Digital Archive brought to you
by JPMorgan Chase & Co.
Mr. Fields requests advance text of remarks Dr. King is to give at the Twenty-second Freedom House Anniversary Dinner. The Freedom House Dinner receives major attention from the media and boasts a guest list of influential opinion makers.
Harry D. Gideonse, President of Freedom House, sends Dr. King two reports concerning international relations between the United States and Asia. The first of the two is a report on the international policies that have been implemented between Western nations and the countries of Asia. The second is a report that tracks the progress of freedom throughout those regions.
Ned Griffin, a fourth grade student at Betsy Ross School, acknowledges Dr. King's great contribution to the United States. He explains that his fourth grade class would like an autographed picture of Dr. King for their bulletin at school.
Dr. King declines the Chester Branch of the NAACP's invitation to attend its celebration of the 100th anniversary of the Emancipation Proclamation.

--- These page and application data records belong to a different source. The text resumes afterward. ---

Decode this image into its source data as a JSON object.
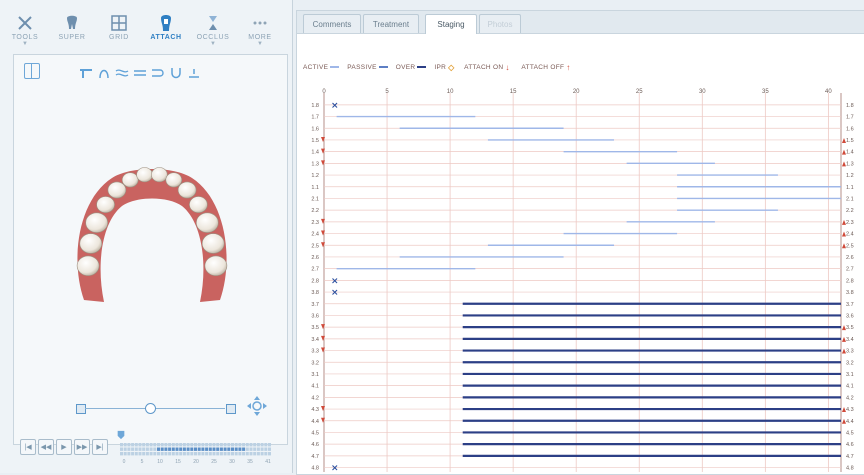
{
  "toolbar": {
    "tools": [
      {
        "id": "tools",
        "label": "TOOLS",
        "icon": "wrench-icon",
        "active": false,
        "has_menu": true
      },
      {
        "id": "super",
        "label": "SUPER",
        "icon": "tooth-icon",
        "active": false,
        "has_menu": false
      },
      {
        "id": "grid",
        "label": "GRID",
        "icon": "grid-icon",
        "active": false,
        "has_menu": false
      },
      {
        "id": "attach",
        "label": "ATTACH",
        "icon": "attachment-icon",
        "active": true,
        "has_menu": false
      },
      {
        "id": "occlus",
        "label": "OCCLUS",
        "icon": "occlusion-icon",
        "active": false,
        "has_menu": true
      },
      {
        "id": "more",
        "label": "MORE",
        "icon": "more-icon",
        "active": false,
        "has_menu": true
      }
    ]
  },
  "viewport": {
    "view_icon": "split-view-icon",
    "subtools": [
      "attachment-rect-icon",
      "arch-icon",
      "curve-double-icon",
      "equals-icon",
      "bracket-icon",
      "u-shape-icon",
      "baseline-icon"
    ]
  },
  "playback": {
    "buttons": [
      "|◀",
      "◀◀",
      "▶",
      "▶▶",
      "▶|"
    ],
    "stage_ticks": [
      "0",
      "5",
      "10",
      "15",
      "20",
      "25",
      "30",
      "35",
      "41"
    ]
  },
  "tabs": [
    {
      "label": "Comments",
      "active": false,
      "disabled": false
    },
    {
      "label": "Treatment",
      "active": false,
      "disabled": false
    },
    {
      "label": "Staging",
      "active": true,
      "disabled": false
    },
    {
      "label": "Photos",
      "active": false,
      "disabled": true
    }
  ],
  "legend": [
    {
      "label": "ACTIVE",
      "marker": "line",
      "color": "#9fb7e8"
    },
    {
      "label": "PASSIVE",
      "marker": "line",
      "color": "#5d7fc4"
    },
    {
      "label": "OVER",
      "marker": "line",
      "color": "#2c3f86"
    },
    {
      "label": "IPR",
      "marker": "diamond",
      "color": "#e2a23b"
    },
    {
      "label": "ATTACH ON",
      "marker": "arrow-down",
      "color": "#d04a3a"
    },
    {
      "label": "ATTACH OFF",
      "marker": "arrow-up",
      "color": "#d04a3a"
    }
  ],
  "colors": {
    "active": "#9fb7e8",
    "passive": "#5d7fc4",
    "over": "#2c3f86",
    "grid": "#edc9c4",
    "attach": "#d04a3a",
    "missing": "#2c4f9e"
  },
  "chart_data": {
    "type": "table",
    "x_ticks": [
      "0",
      "5",
      "10",
      "15",
      "20",
      "25",
      "30",
      "35",
      "40"
    ],
    "xlim": [
      0,
      41
    ],
    "teeth": [
      {
        "id": "1.8",
        "attach_on": false,
        "missing": true,
        "segments": []
      },
      {
        "id": "1.7",
        "attach_on": false,
        "missing": false,
        "segments": [
          {
            "from": 1,
            "to": 12,
            "kind": "active"
          }
        ]
      },
      {
        "id": "1.6",
        "attach_on": false,
        "missing": false,
        "segments": [
          {
            "from": 6,
            "to": 19,
            "kind": "active"
          }
        ]
      },
      {
        "id": "1.5",
        "attach_on": true,
        "missing": false,
        "segments": [
          {
            "from": 13,
            "to": 23,
            "kind": "active"
          }
        ]
      },
      {
        "id": "1.4",
        "attach_on": true,
        "missing": false,
        "segments": [
          {
            "from": 19,
            "to": 28,
            "kind": "active"
          }
        ]
      },
      {
        "id": "1.3",
        "attach_on": true,
        "missing": false,
        "segments": [
          {
            "from": 24,
            "to": 31,
            "kind": "active"
          }
        ]
      },
      {
        "id": "1.2",
        "attach_on": false,
        "missing": false,
        "segments": [
          {
            "from": 28,
            "to": 36,
            "kind": "active"
          }
        ]
      },
      {
        "id": "1.1",
        "attach_on": false,
        "missing": false,
        "segments": [
          {
            "from": 28,
            "to": 41,
            "kind": "active"
          }
        ]
      },
      {
        "id": "2.1",
        "attach_on": false,
        "missing": false,
        "segments": [
          {
            "from": 28,
            "to": 41,
            "kind": "active"
          }
        ]
      },
      {
        "id": "2.2",
        "attach_on": false,
        "missing": false,
        "segments": [
          {
            "from": 28,
            "to": 36,
            "kind": "active"
          }
        ]
      },
      {
        "id": "2.3",
        "attach_on": true,
        "missing": false,
        "segments": [
          {
            "from": 24,
            "to": 31,
            "kind": "active"
          }
        ]
      },
      {
        "id": "2.4",
        "attach_on": true,
        "missing": false,
        "segments": [
          {
            "from": 19,
            "to": 28,
            "kind": "active"
          }
        ]
      },
      {
        "id": "2.5",
        "attach_on": true,
        "missing": false,
        "segments": [
          {
            "from": 13,
            "to": 23,
            "kind": "active"
          }
        ]
      },
      {
        "id": "2.6",
        "attach_on": false,
        "missing": false,
        "segments": [
          {
            "from": 6,
            "to": 19,
            "kind": "active"
          }
        ]
      },
      {
        "id": "2.7",
        "attach_on": false,
        "missing": false,
        "segments": [
          {
            "from": 1,
            "to": 12,
            "kind": "active"
          }
        ]
      },
      {
        "id": "2.8",
        "attach_on": false,
        "missing": true,
        "segments": []
      },
      {
        "id": "3.8",
        "attach_on": false,
        "missing": true,
        "segments": []
      },
      {
        "id": "3.7",
        "attach_on": false,
        "missing": false,
        "segments": [
          {
            "from": 11,
            "to": 41,
            "kind": "over"
          }
        ]
      },
      {
        "id": "3.6",
        "attach_on": false,
        "missing": false,
        "segments": [
          {
            "from": 11,
            "to": 41,
            "kind": "over"
          }
        ]
      },
      {
        "id": "3.5",
        "attach_on": true,
        "missing": false,
        "segments": [
          {
            "from": 11,
            "to": 41,
            "kind": "over"
          }
        ]
      },
      {
        "id": "3.4",
        "attach_on": true,
        "missing": false,
        "segments": [
          {
            "from": 11,
            "to": 41,
            "kind": "over"
          }
        ]
      },
      {
        "id": "3.3",
        "attach_on": true,
        "missing": false,
        "segments": [
          {
            "from": 11,
            "to": 41,
            "kind": "over"
          }
        ]
      },
      {
        "id": "3.2",
        "attach_on": false,
        "missing": false,
        "segments": [
          {
            "from": 11,
            "to": 41,
            "kind": "over"
          }
        ]
      },
      {
        "id": "3.1",
        "attach_on": false,
        "missing": false,
        "segments": [
          {
            "from": 11,
            "to": 41,
            "kind": "over"
          }
        ]
      },
      {
        "id": "4.1",
        "attach_on": false,
        "missing": false,
        "segments": [
          {
            "from": 11,
            "to": 41,
            "kind": "over"
          }
        ]
      },
      {
        "id": "4.2",
        "attach_on": false,
        "missing": false,
        "segments": [
          {
            "from": 11,
            "to": 41,
            "kind": "over"
          }
        ]
      },
      {
        "id": "4.3",
        "attach_on": true,
        "missing": false,
        "segments": [
          {
            "from": 11,
            "to": 41,
            "kind": "over"
          }
        ]
      },
      {
        "id": "4.4",
        "attach_on": true,
        "missing": false,
        "segments": [
          {
            "from": 11,
            "to": 41,
            "kind": "over"
          }
        ]
      },
      {
        "id": "4.5",
        "attach_on": false,
        "missing": false,
        "segments": [
          {
            "from": 11,
            "to": 41,
            "kind": "over"
          }
        ]
      },
      {
        "id": "4.6",
        "attach_on": false,
        "missing": false,
        "segments": [
          {
            "from": 11,
            "to": 41,
            "kind": "over"
          }
        ]
      },
      {
        "id": "4.7",
        "attach_on": false,
        "missing": false,
        "segments": [
          {
            "from": 11,
            "to": 41,
            "kind": "over"
          }
        ]
      },
      {
        "id": "4.8",
        "attach_on": false,
        "missing": true,
        "segments": []
      }
    ]
  }
}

John H. Murphy III, president of the National Newspaper Publishers Association, urges Congress to pass the Anti-poverty Bill, because voting down the bill would be "cruel and inhumane."
Robert Clifton Weaver, the first United States Secretary of Housing and Urban Development, encloses a statement made by Dr. King for Joseph Califano, assistant to President Johnson. Dr. King announces a slum area housing redevelopment project in the Chicago areas of Lawndale, East Garfield Park and Kenwood Oakland.

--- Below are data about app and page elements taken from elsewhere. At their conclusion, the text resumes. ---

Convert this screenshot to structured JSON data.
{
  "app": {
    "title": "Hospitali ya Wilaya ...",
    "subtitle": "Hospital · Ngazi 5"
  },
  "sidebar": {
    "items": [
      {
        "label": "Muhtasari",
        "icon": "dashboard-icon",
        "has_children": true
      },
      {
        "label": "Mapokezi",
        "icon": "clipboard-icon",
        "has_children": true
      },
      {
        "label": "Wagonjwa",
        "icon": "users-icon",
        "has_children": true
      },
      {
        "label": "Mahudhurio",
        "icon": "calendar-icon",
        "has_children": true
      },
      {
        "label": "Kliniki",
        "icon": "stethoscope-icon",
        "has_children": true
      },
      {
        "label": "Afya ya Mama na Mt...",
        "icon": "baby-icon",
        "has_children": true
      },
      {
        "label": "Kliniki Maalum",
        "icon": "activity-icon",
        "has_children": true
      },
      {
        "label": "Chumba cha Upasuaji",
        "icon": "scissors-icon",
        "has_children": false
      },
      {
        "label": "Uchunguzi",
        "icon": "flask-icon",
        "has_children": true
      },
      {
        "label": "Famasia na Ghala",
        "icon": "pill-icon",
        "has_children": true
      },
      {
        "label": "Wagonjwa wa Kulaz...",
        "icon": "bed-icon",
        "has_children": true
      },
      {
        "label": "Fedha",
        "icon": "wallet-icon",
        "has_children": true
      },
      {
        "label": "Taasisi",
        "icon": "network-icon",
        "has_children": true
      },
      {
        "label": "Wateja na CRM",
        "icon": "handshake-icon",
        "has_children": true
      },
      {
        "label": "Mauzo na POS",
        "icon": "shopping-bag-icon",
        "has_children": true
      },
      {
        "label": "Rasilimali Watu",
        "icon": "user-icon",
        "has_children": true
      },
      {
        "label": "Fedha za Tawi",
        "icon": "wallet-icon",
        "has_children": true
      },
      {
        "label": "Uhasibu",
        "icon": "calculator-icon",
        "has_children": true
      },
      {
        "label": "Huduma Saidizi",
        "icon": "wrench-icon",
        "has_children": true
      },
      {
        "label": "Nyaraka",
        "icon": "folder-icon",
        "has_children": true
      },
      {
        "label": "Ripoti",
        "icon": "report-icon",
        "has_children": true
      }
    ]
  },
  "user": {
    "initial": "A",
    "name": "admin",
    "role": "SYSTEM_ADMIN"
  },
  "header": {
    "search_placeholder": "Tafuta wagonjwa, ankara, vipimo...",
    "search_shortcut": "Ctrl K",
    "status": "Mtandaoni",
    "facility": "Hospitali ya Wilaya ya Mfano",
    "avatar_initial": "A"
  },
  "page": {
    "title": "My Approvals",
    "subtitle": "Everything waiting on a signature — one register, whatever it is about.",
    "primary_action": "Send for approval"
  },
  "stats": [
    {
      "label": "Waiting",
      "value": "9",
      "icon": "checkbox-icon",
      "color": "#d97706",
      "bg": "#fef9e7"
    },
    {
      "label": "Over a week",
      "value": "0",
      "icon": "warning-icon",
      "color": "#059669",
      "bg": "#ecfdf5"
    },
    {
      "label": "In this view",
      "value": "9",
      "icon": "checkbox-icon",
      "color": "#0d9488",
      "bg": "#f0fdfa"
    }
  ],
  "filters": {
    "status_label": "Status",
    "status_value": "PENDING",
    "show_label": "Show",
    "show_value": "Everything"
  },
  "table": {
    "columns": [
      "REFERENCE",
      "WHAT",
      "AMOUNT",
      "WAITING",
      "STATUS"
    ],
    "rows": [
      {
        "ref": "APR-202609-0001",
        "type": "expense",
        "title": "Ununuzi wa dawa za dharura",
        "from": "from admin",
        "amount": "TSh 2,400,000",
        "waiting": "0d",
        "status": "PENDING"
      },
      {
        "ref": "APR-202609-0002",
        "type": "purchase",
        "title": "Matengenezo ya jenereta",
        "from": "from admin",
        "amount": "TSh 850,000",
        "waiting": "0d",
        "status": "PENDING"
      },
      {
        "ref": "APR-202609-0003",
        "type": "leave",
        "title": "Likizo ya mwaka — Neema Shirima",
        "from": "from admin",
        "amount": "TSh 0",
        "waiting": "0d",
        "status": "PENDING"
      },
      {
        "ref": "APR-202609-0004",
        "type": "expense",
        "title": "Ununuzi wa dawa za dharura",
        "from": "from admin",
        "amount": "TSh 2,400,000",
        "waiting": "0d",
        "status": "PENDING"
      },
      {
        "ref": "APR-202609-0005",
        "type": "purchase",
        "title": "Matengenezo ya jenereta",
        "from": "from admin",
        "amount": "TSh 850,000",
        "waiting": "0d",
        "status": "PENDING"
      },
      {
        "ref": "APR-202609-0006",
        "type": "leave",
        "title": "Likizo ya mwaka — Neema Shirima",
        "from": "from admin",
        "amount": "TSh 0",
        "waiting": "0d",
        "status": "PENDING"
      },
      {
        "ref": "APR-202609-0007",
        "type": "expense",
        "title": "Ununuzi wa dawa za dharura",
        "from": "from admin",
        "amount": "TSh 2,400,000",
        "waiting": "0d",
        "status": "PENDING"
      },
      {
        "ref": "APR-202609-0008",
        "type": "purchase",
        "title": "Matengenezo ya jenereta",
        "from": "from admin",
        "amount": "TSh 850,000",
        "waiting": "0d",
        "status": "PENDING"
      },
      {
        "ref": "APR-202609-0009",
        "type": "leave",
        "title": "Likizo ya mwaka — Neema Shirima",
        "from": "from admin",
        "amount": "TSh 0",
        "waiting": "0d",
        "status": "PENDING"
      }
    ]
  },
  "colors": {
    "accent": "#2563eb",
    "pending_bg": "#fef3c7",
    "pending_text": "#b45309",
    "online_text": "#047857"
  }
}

Dr. King informs Walter Simcich that he is "deeply grateful" to have been extended this invitation. Furthermore, Dr. King notifies Mr. Simcich that he is unable to accept this speaking engagement due to his heavy schedule involving the nonviolence movement.
The John Hancock Mutual Life Insurance Company is called to discuss racial discrimination. Ministers from Operation Breadbasket explain that they will commence an investigation to possibly eradicate the unequal employment practices of the company.

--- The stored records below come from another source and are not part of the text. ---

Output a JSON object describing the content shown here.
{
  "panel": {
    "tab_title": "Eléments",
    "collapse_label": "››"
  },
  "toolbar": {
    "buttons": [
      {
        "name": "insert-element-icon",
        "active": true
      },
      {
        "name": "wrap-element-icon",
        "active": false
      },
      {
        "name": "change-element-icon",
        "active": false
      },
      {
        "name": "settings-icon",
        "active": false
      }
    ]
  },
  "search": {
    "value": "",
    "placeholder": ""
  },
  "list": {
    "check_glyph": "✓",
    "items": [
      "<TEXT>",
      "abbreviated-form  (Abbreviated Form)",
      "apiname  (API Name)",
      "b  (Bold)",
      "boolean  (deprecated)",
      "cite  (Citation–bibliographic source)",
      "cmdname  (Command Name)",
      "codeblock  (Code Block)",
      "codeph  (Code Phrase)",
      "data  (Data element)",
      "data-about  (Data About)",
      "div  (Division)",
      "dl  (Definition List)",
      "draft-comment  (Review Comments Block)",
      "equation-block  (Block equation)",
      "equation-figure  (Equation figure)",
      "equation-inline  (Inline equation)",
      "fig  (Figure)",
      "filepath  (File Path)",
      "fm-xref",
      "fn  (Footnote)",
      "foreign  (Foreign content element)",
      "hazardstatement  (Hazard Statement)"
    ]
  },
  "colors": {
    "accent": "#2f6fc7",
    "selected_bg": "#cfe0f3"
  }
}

Barbara Hannagan, a student at Gridley Union High School in California, requests information from Dr. King to assist her with a term paper. She expresses her interest in the history of Negroes in America and how that correlates to the current issues of Negroes in "white society."
In this letter, dated January 4, 1968, the chaplains at Benton Chapel of Vanderbilt University enclose a check of support to the S.C.L.C.
Dr. King discusses nonviolent resistance and freedom. He further challenges various communities by coining the slogan, "hate is always tragic."
This paper is intended to catalyze discussion at the Delaware Conference on Equal Opportunity in Housing. By providing facts and analysis pertaining to Wilmington and surrounding areas, the paper is written to help familiarize attendees of the housing situation in Delaware. A key goal is to educate on the racial disparity and deterioration of urban areas. "The national housing objective is to provide decent, safe, and sanitary housing to all people" and this document encourages the execution of developed solutions.